Available on iOS
There's something universally cute about someone who can't quite speak your language properly. Whenever I attempt to speak German or French on my travels, you can see smiles of endearment spread across the faces of the locals as my pigeon attempt to piece together their language falls flat on my face.
Likewise, if I ever stumble across someone from Europe visiting the UK asking for directions, I tend to want to wrap them up and take them home as they dress our somewhat functional language with an accent far too decorative for English prose. That cutesy, “awww” appeal – for want of a better phrase – is something Guardian Sword has in spades, albeit unintentionally. This match-three battler has some of the worst, most bizarre translation issues you'll ever come across in a game, along with some fairly basic visuals that make the whole affair feel a little home spun. But that doesn't stop it being fun to play.
On a critical level, if you pick apart Guardian Sword to its bare bones, there's nothing especially new or unique here. This is a match-three puzzler in the Best Fiends mold, where instead of switching symbols or items to line them up in rows of three or more, you have to trace your finger across existing match ups to remove them from the board. As in Best Fiends, these symbols don't have to be in a straight line, either – diagonal match ups count, too, which means you can piece together especially long runs.
The different coloured symbols, however, are split into three groups. There's a long range attack – firing an arrow, for instance – that shows up as yellow on the board, with red symbols triggering a close range (or sword) attack. Matched green symbols mount your defences, while blue symbols build up your Mana, which you can use to launch special attacks when full up. Taking on a string of different beasts in each round, it's your job to manage your attacks within your turn effectively, taking care to attack within your first two moves before stringing together a sufficient number of green tiles to ensure your rival doesn't sap all too much of your life.
And that's quickly the routine you fall into. Travelling along from point to point on a map in order to complete some kind of quest or other (which, unless you're the kind of player who needs some kind of of in-depth plot in order to take on a match three, doesn't really matter), battles are simply a case of landing one or two attacks during your turn before ensuring your shields are up for your rival's counter-attack. Developer Picsoft has thrown a few curve balls in there to keep things interesting – such as tiles with special abilities, such as the ability to poison your opponent, sapping life force from them with each turn – and the game has an extensive shop where you can buy all kinds of trinkets to revive your fortunes in a tricky battle.
See also: Best iPad Games 2015
However, the big flaw in Guardian Sword is, unless you play the way the developer has intended, you don't get to play at all. Successful battles enable you to upgrade particular attributes in between rounds, though the game leaves it up to you which ones you upgrade and when. What Guardian Sword doesn't tell you, however, is that unless you upgrade your Mana limit early on, you won't be able to unlock a special move that is the only way to kill an opponent later on. With no way of knowing that's what you need to do to progress, you'll soon find yourself stuck taking on the same battle over again, unable to rectify the situation unless you spend some cash.

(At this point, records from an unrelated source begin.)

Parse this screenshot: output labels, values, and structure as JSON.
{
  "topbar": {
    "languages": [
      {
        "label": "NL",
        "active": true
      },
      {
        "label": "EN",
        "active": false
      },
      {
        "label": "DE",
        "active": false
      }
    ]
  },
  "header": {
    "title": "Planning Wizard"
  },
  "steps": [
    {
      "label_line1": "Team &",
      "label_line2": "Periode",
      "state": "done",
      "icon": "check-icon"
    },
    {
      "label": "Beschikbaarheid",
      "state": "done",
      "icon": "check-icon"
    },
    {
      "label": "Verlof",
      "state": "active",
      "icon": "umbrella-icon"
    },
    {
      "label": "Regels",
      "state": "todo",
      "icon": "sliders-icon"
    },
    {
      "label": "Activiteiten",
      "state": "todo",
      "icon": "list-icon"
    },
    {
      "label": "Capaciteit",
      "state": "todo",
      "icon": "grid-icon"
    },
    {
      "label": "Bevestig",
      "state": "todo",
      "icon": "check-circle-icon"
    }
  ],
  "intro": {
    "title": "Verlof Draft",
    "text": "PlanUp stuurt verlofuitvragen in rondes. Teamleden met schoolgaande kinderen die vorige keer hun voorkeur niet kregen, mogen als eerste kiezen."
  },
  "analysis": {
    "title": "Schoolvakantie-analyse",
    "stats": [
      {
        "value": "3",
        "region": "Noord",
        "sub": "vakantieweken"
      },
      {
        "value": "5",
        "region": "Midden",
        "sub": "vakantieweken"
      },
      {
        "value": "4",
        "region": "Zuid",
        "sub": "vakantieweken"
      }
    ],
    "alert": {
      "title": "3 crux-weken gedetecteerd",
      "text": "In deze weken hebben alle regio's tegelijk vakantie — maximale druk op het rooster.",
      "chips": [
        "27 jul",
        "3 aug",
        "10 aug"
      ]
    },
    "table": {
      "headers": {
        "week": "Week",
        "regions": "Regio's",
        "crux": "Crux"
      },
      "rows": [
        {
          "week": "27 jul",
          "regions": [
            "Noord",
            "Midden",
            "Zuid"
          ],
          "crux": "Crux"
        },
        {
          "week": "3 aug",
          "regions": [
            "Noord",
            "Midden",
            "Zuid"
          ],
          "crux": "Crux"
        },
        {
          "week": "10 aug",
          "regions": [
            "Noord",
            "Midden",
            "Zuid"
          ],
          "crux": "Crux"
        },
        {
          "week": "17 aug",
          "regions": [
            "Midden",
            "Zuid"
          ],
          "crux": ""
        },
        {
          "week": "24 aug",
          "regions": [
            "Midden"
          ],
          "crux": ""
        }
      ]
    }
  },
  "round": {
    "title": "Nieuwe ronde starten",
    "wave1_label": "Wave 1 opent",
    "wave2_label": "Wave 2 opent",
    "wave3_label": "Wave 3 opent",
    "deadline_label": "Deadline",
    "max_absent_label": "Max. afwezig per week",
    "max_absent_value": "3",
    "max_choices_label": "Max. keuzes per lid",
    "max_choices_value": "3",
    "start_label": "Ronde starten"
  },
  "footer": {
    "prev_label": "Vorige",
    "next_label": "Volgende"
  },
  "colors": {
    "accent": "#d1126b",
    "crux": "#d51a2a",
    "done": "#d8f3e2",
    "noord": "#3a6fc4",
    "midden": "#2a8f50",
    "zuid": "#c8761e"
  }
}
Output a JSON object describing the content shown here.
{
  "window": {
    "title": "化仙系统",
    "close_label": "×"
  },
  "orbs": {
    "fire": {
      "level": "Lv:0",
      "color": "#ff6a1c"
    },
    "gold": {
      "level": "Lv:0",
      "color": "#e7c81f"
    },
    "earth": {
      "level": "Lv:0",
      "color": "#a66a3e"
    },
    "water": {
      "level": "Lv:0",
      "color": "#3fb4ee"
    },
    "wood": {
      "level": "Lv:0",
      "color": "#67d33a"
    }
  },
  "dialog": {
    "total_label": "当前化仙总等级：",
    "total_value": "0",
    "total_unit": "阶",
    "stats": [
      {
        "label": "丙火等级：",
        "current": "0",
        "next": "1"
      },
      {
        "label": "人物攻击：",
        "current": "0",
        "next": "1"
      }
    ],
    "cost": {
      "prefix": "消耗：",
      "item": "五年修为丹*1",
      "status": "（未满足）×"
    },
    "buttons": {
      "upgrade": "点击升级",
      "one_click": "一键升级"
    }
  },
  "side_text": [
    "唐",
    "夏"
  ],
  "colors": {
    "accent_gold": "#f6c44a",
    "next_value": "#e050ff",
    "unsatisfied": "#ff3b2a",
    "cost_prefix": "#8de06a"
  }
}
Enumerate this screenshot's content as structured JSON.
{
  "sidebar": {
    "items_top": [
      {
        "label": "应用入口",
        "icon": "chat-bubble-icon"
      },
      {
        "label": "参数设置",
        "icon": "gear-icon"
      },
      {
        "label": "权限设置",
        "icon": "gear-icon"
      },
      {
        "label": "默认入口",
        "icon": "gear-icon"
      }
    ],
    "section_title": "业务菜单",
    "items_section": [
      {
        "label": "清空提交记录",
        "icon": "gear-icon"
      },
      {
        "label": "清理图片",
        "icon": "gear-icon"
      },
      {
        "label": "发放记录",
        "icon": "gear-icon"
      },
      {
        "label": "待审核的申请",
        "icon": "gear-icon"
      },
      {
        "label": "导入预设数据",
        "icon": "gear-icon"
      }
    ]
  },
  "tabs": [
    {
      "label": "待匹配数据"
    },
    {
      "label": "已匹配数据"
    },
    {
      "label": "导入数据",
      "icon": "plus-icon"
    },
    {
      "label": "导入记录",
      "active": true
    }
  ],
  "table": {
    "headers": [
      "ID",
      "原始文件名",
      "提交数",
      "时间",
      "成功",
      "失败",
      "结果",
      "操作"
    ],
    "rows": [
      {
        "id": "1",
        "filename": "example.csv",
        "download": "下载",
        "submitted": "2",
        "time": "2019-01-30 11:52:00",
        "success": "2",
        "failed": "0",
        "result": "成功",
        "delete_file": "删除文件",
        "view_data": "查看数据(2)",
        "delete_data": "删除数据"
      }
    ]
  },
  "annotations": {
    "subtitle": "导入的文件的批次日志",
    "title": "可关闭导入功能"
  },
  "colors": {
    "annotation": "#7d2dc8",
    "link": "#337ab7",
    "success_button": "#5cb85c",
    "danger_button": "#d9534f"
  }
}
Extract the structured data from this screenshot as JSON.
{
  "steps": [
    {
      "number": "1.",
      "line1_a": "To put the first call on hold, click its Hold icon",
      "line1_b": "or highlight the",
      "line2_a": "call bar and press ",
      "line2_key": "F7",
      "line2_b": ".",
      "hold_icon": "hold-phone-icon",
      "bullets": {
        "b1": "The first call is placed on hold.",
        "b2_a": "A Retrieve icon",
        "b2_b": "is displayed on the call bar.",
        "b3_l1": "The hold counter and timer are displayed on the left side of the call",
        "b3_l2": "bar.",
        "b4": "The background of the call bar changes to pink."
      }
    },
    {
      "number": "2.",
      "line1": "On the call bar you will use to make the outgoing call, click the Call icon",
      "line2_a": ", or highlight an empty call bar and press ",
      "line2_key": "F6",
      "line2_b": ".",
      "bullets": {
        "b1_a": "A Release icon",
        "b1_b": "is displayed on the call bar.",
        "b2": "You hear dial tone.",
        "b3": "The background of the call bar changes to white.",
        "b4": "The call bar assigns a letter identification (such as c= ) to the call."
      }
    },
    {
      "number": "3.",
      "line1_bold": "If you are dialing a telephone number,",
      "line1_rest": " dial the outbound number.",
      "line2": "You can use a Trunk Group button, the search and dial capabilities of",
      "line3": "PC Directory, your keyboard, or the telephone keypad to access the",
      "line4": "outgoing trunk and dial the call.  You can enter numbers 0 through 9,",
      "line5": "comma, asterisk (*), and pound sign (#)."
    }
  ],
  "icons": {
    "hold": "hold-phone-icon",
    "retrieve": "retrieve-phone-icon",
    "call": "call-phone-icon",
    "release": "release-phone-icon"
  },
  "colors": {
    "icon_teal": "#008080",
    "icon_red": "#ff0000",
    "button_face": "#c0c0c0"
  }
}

It's unlikely to have been an intentional move to get you to part with your cash – it seems more likely that it's a genuine oversight or bug – but it does add to the home spun feeling that runs throughout; a dodgy script, some especially basic visuals, a fairly uninspiring take on the match three genre and a game stalling bug all mounting up to chip away at any credit the game gets for being fun to play.
See also: Best iPhone Games 2015
It all leaves Guardian Sword as a game that's unlikely to offend all that much if you decide to take a punt on it, but likewise, is probably one to skip unless you insist on taking on every single match-three puzzler that rolls on to the App Store, or you have a penchant for badly written English, in which case we'd suggest it'd be cheaper to simply start reading one of our rivals.
Without making any real attempt to bring anything new or noteworthy to the table, Guardian Sword's take on the Best Fiends style match-three puzzler still manages to be fun to play, though an especially dodgy script, some poor visuals and the odd bug ensure that Picsoft's latest isn't exactly a classic.
Download it now on iOS